rei of light
Rei Kawakubo’s work at Comme des Garçons is a constant commentary on the world we live in, and the fashion industry she inhabits. After four seasons of gloom, this spring Kawakubo let the light in.
In September 2013, Rei Kawaubo told guests at her Comme des Garçons women's show that she had decided not to design clothes at all that season. Instead, she simply created. Every look was different, slowly processing down the runway each to their own soundtrack, while her audience tried to decipher the uninhibited creation unfolding before our eyes—some dress-like, some seemingly not even outfits at all. Kawakubo was liberating herself from the duties of contemporary fashion: from wearability and saleability and every other concept of commerciality self-imposed by designers and brands today. In March 2014, she called her new collection Monster. Now interpreted in knitwear and leggings, the fantastical shapes of the previous season turned monstrous: bigger, darker, and more grotesque. Kawakubo cited "the craziness of humanity, the fear we all have, the feeling of going beyond common sense, the absence of ordinariness, expressed by something extremely big, by something that could be ugly or beautiful. In other words," she wrote in a rare statement, "I wanted to question the established standards of beauty."
In September 2014, she showed an all-red and black collection she referred to simply as "roses and blood." Her super-dimensional shapes remained, but they were murderously slashed as if covered in blood, and occasionally adorned with roses. If tension had been building for a year at the shows of Comme des Garçons, this was the dramatic highlight—the fight between good and evil, and the point of no return. How would it all end? In March 2015, Kawakubo presented her Ceremony of Separation to a heartbreaking Max Richter score, leaving her audience in tears as her now veiled colossus creatures padded in white linen floated past each other, brushing against one another on the narrow runway. What were we mourning? What were we burying? For four seasons, Kawakubo had challenged her own creation, defied the commercial lifted finger of her industry, and imbued her work with as much human emotion as it could take. On the backdrop of the escalating mood for big business going on in the industry around her, her devotion to pure feeling and creation was like an alarm bell she had been ringing steadily for two years. And then her mood changed.
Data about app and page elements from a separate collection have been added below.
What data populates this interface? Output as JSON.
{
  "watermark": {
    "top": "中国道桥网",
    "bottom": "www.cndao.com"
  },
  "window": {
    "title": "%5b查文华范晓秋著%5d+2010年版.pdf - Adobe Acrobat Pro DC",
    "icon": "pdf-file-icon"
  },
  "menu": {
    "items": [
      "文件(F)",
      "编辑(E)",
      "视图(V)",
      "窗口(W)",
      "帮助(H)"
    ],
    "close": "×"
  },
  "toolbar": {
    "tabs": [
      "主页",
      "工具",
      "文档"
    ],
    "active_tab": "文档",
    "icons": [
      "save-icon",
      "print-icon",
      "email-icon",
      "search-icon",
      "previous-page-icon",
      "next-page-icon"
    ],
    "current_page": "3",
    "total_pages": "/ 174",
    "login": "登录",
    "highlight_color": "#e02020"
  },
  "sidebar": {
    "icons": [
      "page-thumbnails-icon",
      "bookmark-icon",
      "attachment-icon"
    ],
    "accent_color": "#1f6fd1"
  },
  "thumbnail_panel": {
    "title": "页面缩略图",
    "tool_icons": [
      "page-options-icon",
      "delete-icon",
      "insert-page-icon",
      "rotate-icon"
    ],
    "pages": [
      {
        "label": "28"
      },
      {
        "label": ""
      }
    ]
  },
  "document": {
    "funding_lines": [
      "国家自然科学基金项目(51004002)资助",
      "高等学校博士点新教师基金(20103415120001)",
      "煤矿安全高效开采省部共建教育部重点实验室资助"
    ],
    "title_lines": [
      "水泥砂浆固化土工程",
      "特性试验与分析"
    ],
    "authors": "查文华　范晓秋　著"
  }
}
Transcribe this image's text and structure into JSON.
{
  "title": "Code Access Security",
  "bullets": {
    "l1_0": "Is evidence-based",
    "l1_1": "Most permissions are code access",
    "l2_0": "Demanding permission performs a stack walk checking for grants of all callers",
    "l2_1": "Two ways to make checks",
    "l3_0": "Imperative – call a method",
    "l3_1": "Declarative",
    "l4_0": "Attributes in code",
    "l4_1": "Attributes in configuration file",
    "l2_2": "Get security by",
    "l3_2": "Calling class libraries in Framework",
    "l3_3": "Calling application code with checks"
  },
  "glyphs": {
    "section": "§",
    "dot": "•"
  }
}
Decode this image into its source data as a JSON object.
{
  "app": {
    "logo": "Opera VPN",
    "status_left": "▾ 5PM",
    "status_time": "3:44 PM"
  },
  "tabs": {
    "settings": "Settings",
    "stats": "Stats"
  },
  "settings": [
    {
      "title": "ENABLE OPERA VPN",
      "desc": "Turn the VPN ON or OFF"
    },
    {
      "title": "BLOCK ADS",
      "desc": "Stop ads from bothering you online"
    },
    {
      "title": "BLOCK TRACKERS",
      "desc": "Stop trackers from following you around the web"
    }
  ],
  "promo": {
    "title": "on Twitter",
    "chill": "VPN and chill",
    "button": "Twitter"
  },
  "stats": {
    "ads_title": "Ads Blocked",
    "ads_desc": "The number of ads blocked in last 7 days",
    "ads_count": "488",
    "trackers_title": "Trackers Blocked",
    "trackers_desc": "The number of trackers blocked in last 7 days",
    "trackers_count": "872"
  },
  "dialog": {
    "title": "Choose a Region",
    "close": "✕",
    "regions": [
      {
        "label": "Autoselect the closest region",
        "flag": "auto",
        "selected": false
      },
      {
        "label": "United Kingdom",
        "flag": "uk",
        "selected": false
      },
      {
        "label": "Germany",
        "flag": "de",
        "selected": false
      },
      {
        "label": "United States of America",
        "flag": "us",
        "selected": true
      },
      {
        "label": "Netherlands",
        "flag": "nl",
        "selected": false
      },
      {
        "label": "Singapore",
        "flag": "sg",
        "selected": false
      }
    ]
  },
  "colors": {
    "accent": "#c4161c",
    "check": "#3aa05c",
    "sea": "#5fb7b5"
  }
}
In September 2015, "blue witch" was what Kawakubo enigmatically told guests backstage, following an uplifting show different in sentiment to its four predecessors. Music from David Lynch's Blue Velvet set an elated tone for a collection characterized by its saturated fuzzy red wigs. Royal blue, regal feathers, louche leopard and vivacious ruffles shrouded Kawakubo's majestic titan women in mystery, but it was the encouraging kind: somehow these opulent elements were all gravitating towards the light and reflecting it in their own image. Gone was the weltschmerz of previous seasons—in its place, a careful optimism rooted in an appreciation of wonder expressed through those rich materials. In Celtic tradition, the blue witch represents patience and peace. If Kawakubo had continued her seasonal dance with a fashion world in industrial change, her steps had now changed for the gentler. And perhaps she looked back on those four seasons and on herself, and felt like one of those blue witches, dramatic in gesture but only out to do good.
A part of our fascination with Comme des Garçons' unrestrained and unapologetic creation for the past five seasons has centerd around the idea of the customer: who would finally wear these majestic colossuses so larger-than-life, in real life? In a time of fast-fashion, mass-production, and pre-collections, there's something sensational about Kawakubo's defiance. Like teenagers to a reality show, we flock to her runway to see her uncompromising theatre of creation, emotion and mystique. It's fashion outside of definition, grander than ready-to-wear showpieces and as complex as haute couture—to which you might argue it belongs. But Kawakubo's dresses haven't been made to be seen exclusively on a runway, and neither have they been made to come with a personal fitting in a Parisian atelier. They're honest dresses sold in shops alongside her more commercial lines, and available to anyone devoted enough to buy them. In these odd times where great fashion often never makes it off the runway, perhaps that's the fascination: at Comme des Garçons, the theatre actually becomes reality.
Text Anders Christian Madsen
Photography Danko Steiner
Fashion Director Alastair McKimm
Make-up Francelle at Art and Commerce
Nail technician Natalie Pavloski at Bridge Artists using Chanel
Photography assistance Guario Rodriguez, Dave Mould
Digital operator Rob Dowsley
Styling assistance Lauren Davis, Sydney Rose Thomas
Make-up assistance Takahiro Okada
Production Helena Martel Seward
Casting Angus Munro for AM Casting (Streeters NY)
Special thanks to Daphne Seybold
Model Ruth Bell at The Society
Ruth wears all clothing Comme Des Garçons.